[Recorded data]
###
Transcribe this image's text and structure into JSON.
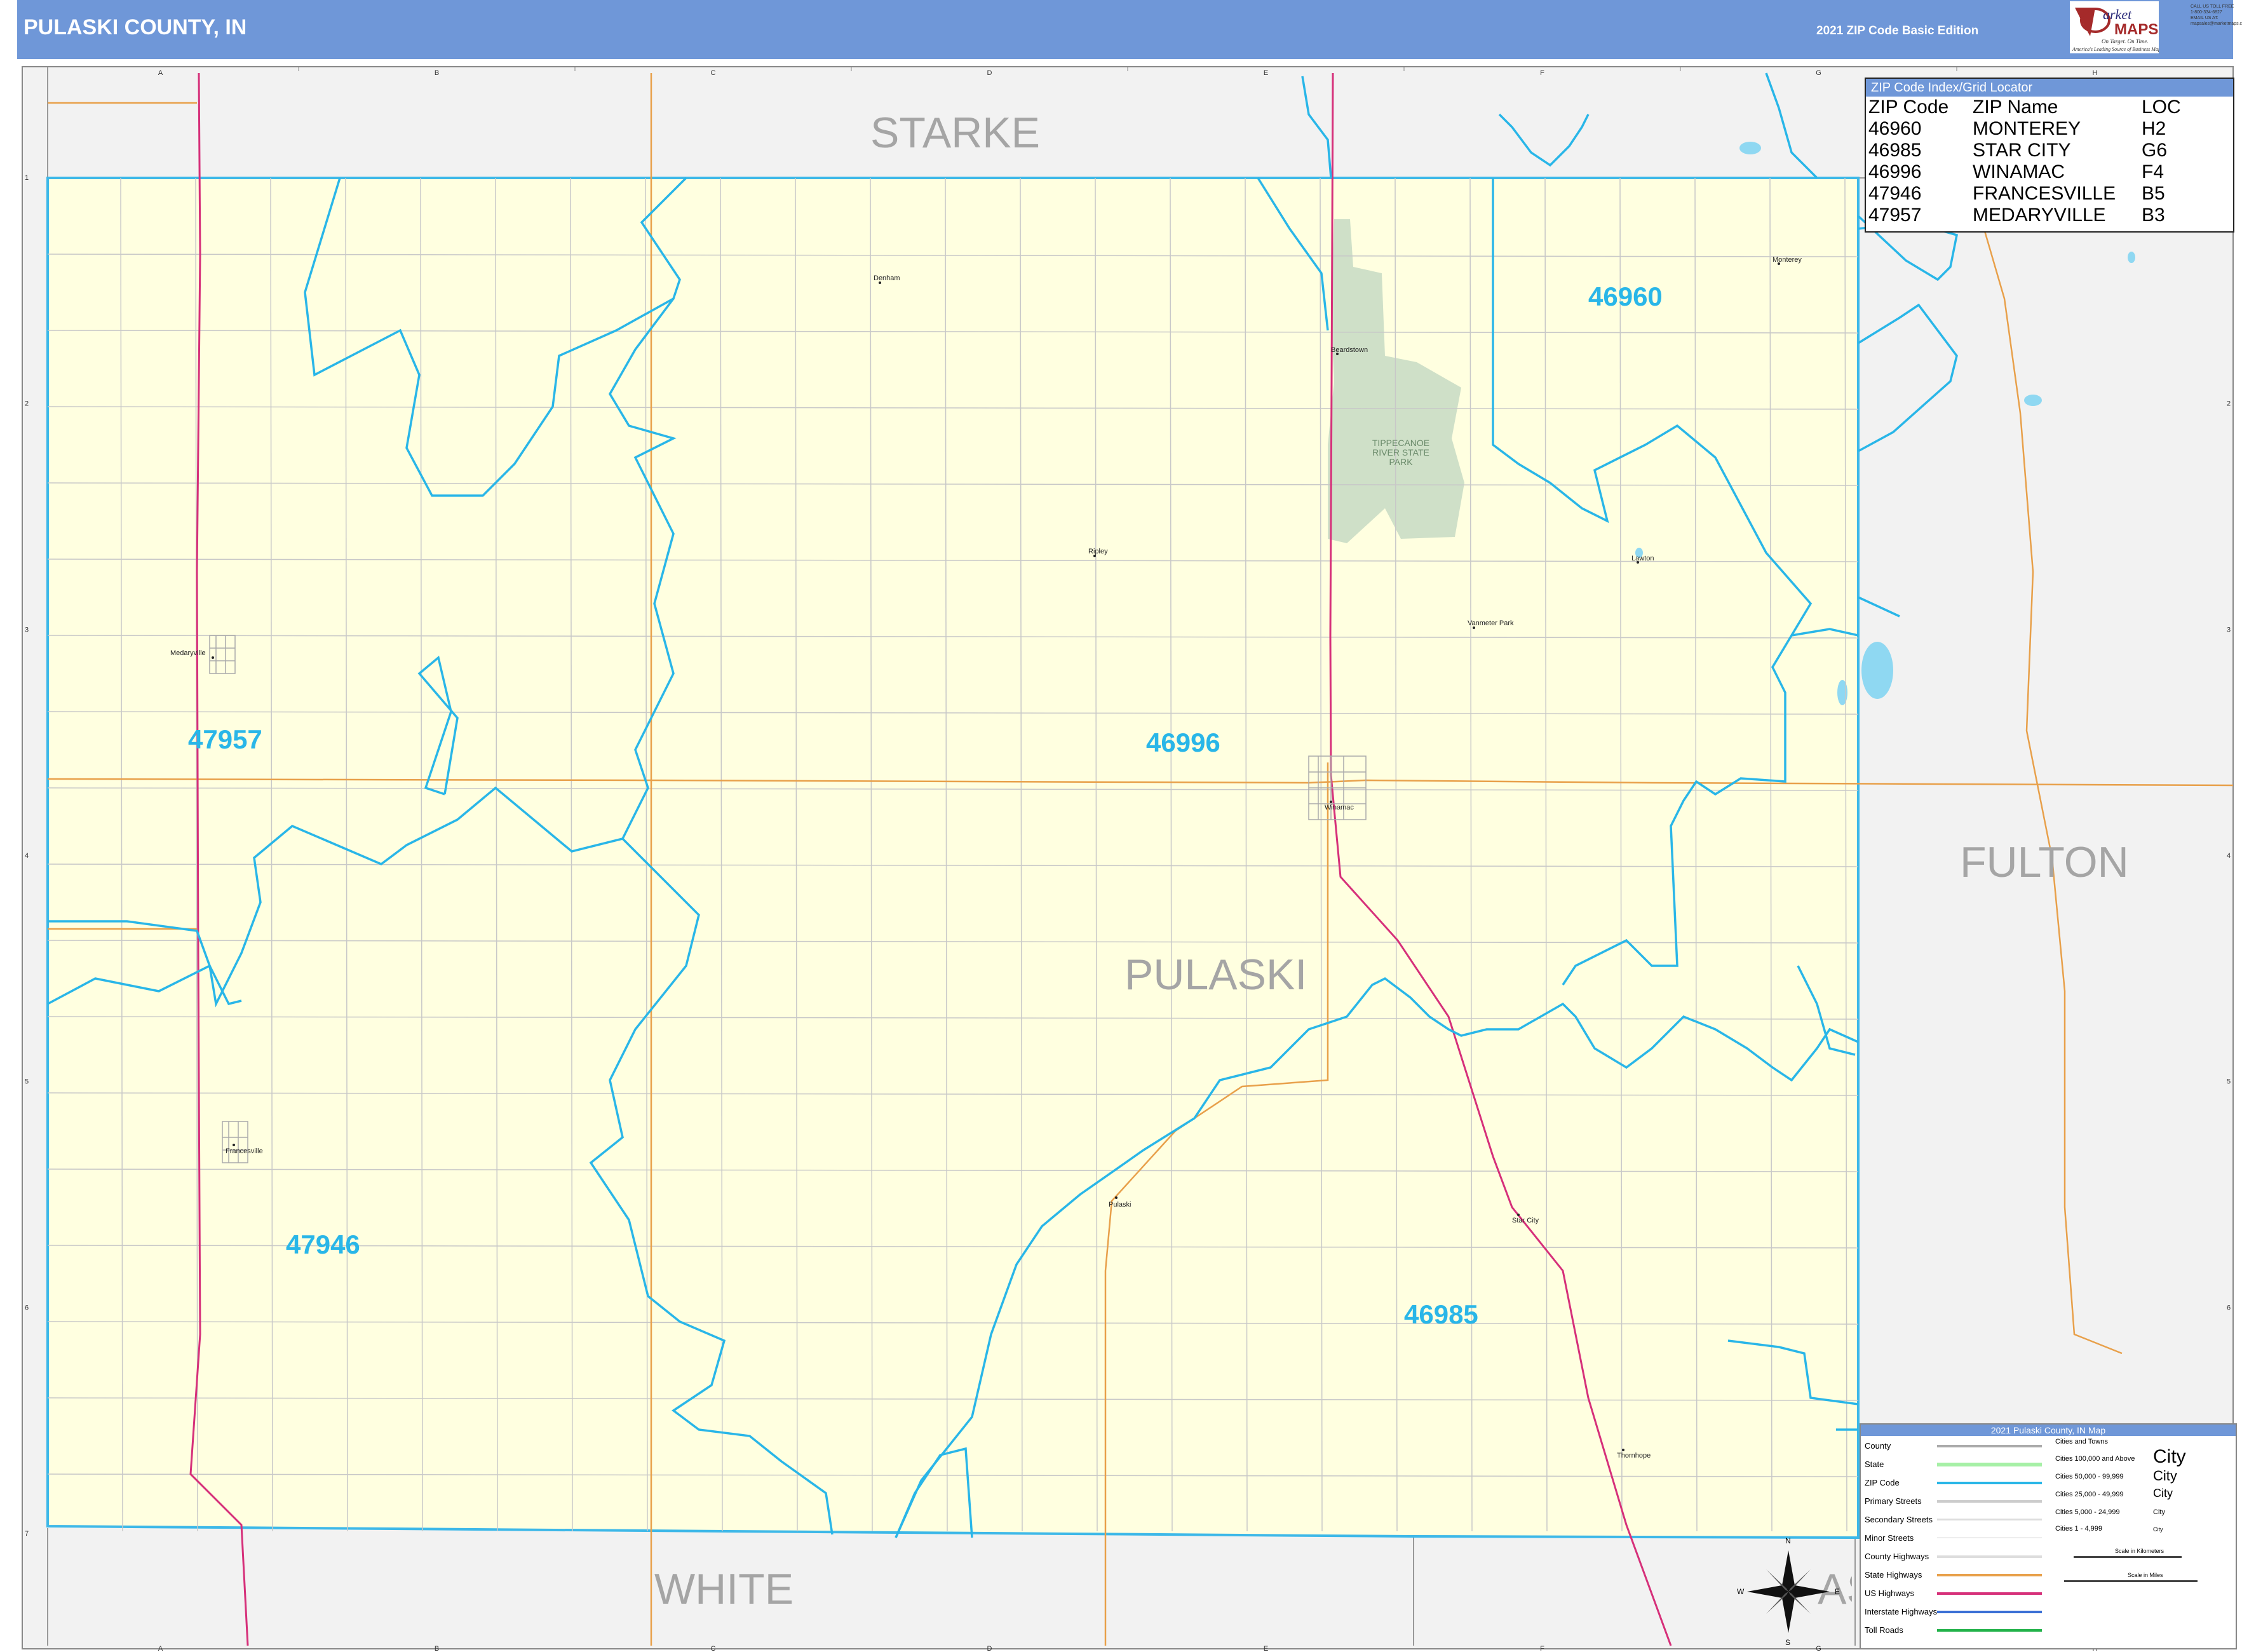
{
  "header": {
    "title": "PULASKI COUNTY, IN",
    "edition": "2021 ZIP Code Basic Edition",
    "logo_text": "MarketMAPS",
    "logo_tagline": "On Target. On Time. America's Leading Source of Business Maps",
    "logo_contact": "CALL US TOLL FREE 1-800-334-6827 EMAIL US AT: mapsales@marketmaps.com"
  },
  "grid": {
    "columns": [
      "A",
      "B",
      "C",
      "D",
      "E",
      "F",
      "G",
      "H"
    ],
    "rows": [
      "1",
      "2",
      "3",
      "4",
      "5",
      "6",
      "7"
    ]
  },
  "counties": {
    "main": "PULASKI",
    "neighbors": [
      "STARKE",
      "FULTON",
      "WHITE",
      "CASS"
    ]
  },
  "zip_codes": [
    "46960",
    "46996",
    "47957",
    "47946",
    "46985"
  ],
  "places": [
    "Denham",
    "Beardstown",
    "Monterey",
    "Lawton",
    "Ripley",
    "Medaryville",
    "Vanmeter Park",
    "Winamac",
    "Francesville",
    "Pulaski",
    "Star City",
    "Thornhope"
  ],
  "park": "TIPPECANOE RIVER STATE PARK",
  "zip_index": {
    "title": "ZIP Code Index/Grid Locator",
    "headers": [
      "ZIP Code",
      "ZIP Name",
      "LOC"
    ],
    "rows": [
      [
        "46960",
        "MONTEREY",
        "H2"
      ],
      [
        "46985",
        "STAR CITY",
        "G6"
      ],
      [
        "46996",
        "WINAMAC",
        "F4"
      ],
      [
        "47946",
        "FRANCESVILLE",
        "B5"
      ],
      [
        "47957",
        "MEDARYVILLE",
        "B3"
      ]
    ]
  },
  "legend": {
    "title": "2021 Pulaski County, IN Map",
    "items": [
      "County",
      "State",
      "ZIP Code",
      "Primary Streets",
      "Secondary Streets",
      "Minor Streets",
      "County Highways",
      "State Highways",
      "US Highways",
      "Interstate Highways",
      "Toll Roads"
    ],
    "cities_title": "Cities and Towns",
    "cities": [
      {
        "label": "Cities 100,000 and Above",
        "sample": "City"
      },
      {
        "label": "Cities 50,000 - 99,999",
        "sample": "City"
      },
      {
        "label": "Cities 25,000 - 49,999",
        "sample": "City"
      },
      {
        "label": "Cities 5,000 - 24,999",
        "sample": "City"
      },
      {
        "label": "Cities 1 - 4,999",
        "sample": "City"
      }
    ],
    "scale_km": "Scale in Kilometers",
    "scale_mi": "Scale in Miles"
  },
  "compass": {
    "n": "N",
    "s": "S",
    "e": "E",
    "w": "W"
  },
  "colors": {
    "header": "#6f97d8",
    "county_fill": "#ffffe0",
    "outside_fill": "#f2f2f2",
    "zip_boundary": "#29b6e8",
    "zip_label": "#29b6e8",
    "us_highway": "#d6307a",
    "state_highway": "#e8a04a",
    "park": "#cfe0c8",
    "water": "#8fd8f2"
  }
}
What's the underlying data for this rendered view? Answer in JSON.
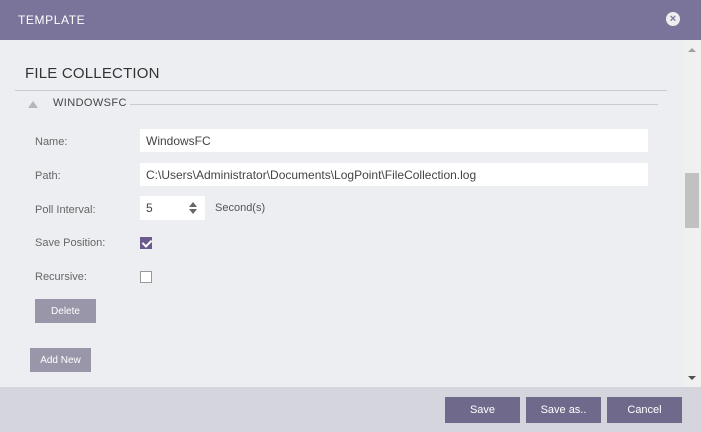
{
  "dialog": {
    "title": "TEMPLATE",
    "close_icon": "close-icon"
  },
  "section": {
    "title": "FILE COLLECTION"
  },
  "group": {
    "title": "WINDOWSFC",
    "collapse_icon": "triangle-up-icon"
  },
  "form": {
    "name_label": "Name:",
    "name_value": "WindowsFC",
    "path_label": "Path:",
    "path_value": "C:\\Users\\Administrator\\Documents\\LogPoint\\FileCollection.log",
    "poll_label": "Poll Interval:",
    "poll_value": "5",
    "poll_unit": "Second(s)",
    "save_position_label": "Save Position:",
    "save_position_checked": true,
    "recursive_label": "Recursive:",
    "recursive_checked": false,
    "delete_label": "Delete",
    "add_new_label": "Add New"
  },
  "footer": {
    "save_label": "Save",
    "save_as_label": "Save as..",
    "cancel_label": "Cancel"
  },
  "colors": {
    "titlebar": "#7a749a",
    "accent": "#6b5a8e",
    "primary_button": "#6f6a8c",
    "secondary_button": "#9896a8"
  }
}
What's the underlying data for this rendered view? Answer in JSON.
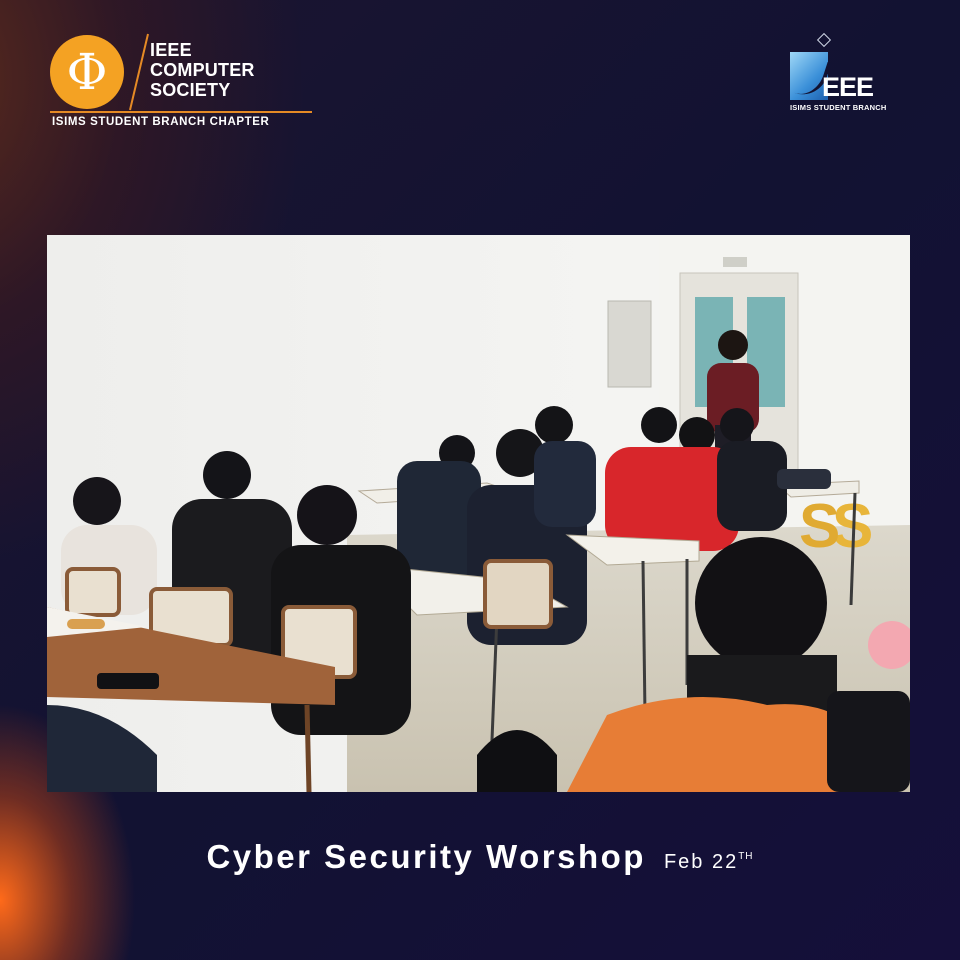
{
  "computer_society_logo": {
    "symbol": "Φ",
    "line1": "IEEE",
    "line2": "COMPUTER",
    "line3": "SOCIETY",
    "subtitle": "ISIMS STUDENT BRANCH CHAPTER",
    "accent_color": "#f4a223"
  },
  "ieee_logo": {
    "wordmark": "EEE",
    "subtitle": "ISIMS STUDENT BRANCH",
    "accent_color": "#3a8fd8"
  },
  "photo": {
    "icon": "classroom-photo"
  },
  "caption": {
    "title": "Cyber Security Worshop",
    "date": "Feb 22",
    "date_suffix": "TH"
  }
}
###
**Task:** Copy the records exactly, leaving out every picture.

**Solved problem:**
Transcribe this image's text and structure into JSON.
{
  "header": {
    "title": "PULASKI COUNTY, IN",
    "edition": "2021 ZIP Code Basic Edition",
    "logo_text": "MarketMAPS",
    "logo_tagline": "On Target. On Time. America's Leading Source of Business Maps",
    "logo_contact": "CALL US TOLL FREE 1-800-334-6827 EMAIL US AT: mapsales@marketmaps.com"
  },
  "grid": {
    "columns": [
      "A",
      "B",
      "C",
      "D",
      "E",
      "F",
      "G",
      "H"
    ],
    "rows": [
      "1",
      "2",
      "3",
      "4",
      "5",
      "6",
      "7"
    ]
  },
  "counties": {
    "main": "PULASKI",
    "neighbors": [
      "STARKE",
      "FULTON",
      "WHITE",
      "CASS"
    ]
  },
  "zip_codes": [
    "46960",
    "46996",
    "47957",
    "47946",
    "46985"
  ],
  "places": [
    "Denham",
    "Beardstown",
    "Monterey",
    "Lawton",
    "Ripley",
    "Medaryville",
    "Vanmeter Park",
    "Winamac",
    "Francesville",
    "Pulaski",
    "Star City",
    "Thornhope"
  ],
  "park": "TIPPECANOE RIVER STATE PARK",
  "zip_index": {
    "title": "ZIP Code Index/Grid Locator",
    "headers": [
      "ZIP Code",
      "ZIP Name",
      "LOC"
    ],
    "rows": [
      [
        "46960",
        "MONTEREY",
        "H2"
      ],
      [
        "46985",
        "STAR CITY",
        "G6"
      ],
      [
        "46996",
        "WINAMAC",
        "F4"
      ],
      [
        "47946",
        "FRANCESVILLE",
        "B5"
      ],
      [
        "47957",
        "MEDARYVILLE",
        "B3"
      ]
    ]
  },
  "legend": {
    "title": "2021 Pulaski County, IN Map",
    "items": [
      "County",
      "State",
      "ZIP Code",
      "Primary Streets",
      "Secondary Streets",
      "Minor Streets",
      "County Highways",
      "State Highways",
      "US Highways",
      "Interstate Highways",
      "Toll Roads"
    ],
    "cities_title": "Cities and Towns",
    "cities": [
      {
        "label": "Cities 100,000 and Above",
        "sample": "City"
      },
      {
        "label": "Cities 50,000 - 99,999",
        "sample": "City"
      },
      {
        "label": "Cities 25,000 - 49,999",
        "sample": "City"
      },
      {
        "label": "Cities 5,000 - 24,999",
        "sample": "City"
      },
      {
        "label": "Cities 1 - 4,999",
        "sample": "City"
      }
    ],
    "scale_km": "Scale in Kilometers",
    "scale_mi": "Scale in Miles"
  },
  "compass": {
    "n": "N",
    "s": "S",
    "e": "E",
    "w": "W"
  },
  "colors": {
    "header": "#6f97d8",
    "county_fill": "#ffffe0",
    "outside_fill": "#f2f2f2",
    "zip_boundary": "#29b6e8",
    "zip_label": "#29b6e8",
    "us_highway": "#d6307a",
    "state_highway": "#e8a04a",
    "park": "#cfe0c8",
    "water": "#8fd8f2"
  }
}
What's the underlying data for this rendered view? Answer in JSON.
{
  "dialog": {
    "title": "TEMPLATE",
    "close_icon": "close-icon"
  },
  "section": {
    "title": "FILE COLLECTION"
  },
  "group": {
    "title": "WINDOWSFC",
    "collapse_icon": "triangle-up-icon"
  },
  "form": {
    "name_label": "Name:",
    "name_value": "WindowsFC",
    "path_label": "Path:",
    "path_value": "C:\\Users\\Administrator\\Documents\\LogPoint\\FileCollection.log",
    "poll_label": "Poll Interval:",
    "poll_value": "5",
    "poll_unit": "Second(s)",
    "save_position_label": "Save Position:",
    "save_position_checked": true,
    "recursive_label": "Recursive:",
    "recursive_checked": false,
    "delete_label": "Delete",
    "add_new_label": "Add New"
  },
  "footer": {
    "save_label": "Save",
    "save_as_label": "Save as..",
    "cancel_label": "Cancel"
  },
  "colors": {
    "titlebar": "#7a749a",
    "accent": "#6b5a8e",
    "primary_button": "#6f6a8c",
    "secondary_button": "#9896a8"
  }
}
What's the underlying data for this rendered view? Answer in JSON.
{
  "computer_society_logo": {
    "symbol": "Φ",
    "line1": "IEEE",
    "line2": "COMPUTER",
    "line3": "SOCIETY",
    "subtitle": "ISIMS STUDENT BRANCH CHAPTER",
    "accent_color": "#f4a223"
  },
  "ieee_logo": {
    "wordmark": "EEE",
    "subtitle": "ISIMS STUDENT BRANCH",
    "accent_color": "#3a8fd8"
  },
  "photo": {
    "icon": "classroom-photo"
  },
  "caption": {
    "title": "Cyber Security Worshop",
    "date": "Feb 22",
    "date_suffix": "TH"
  }
}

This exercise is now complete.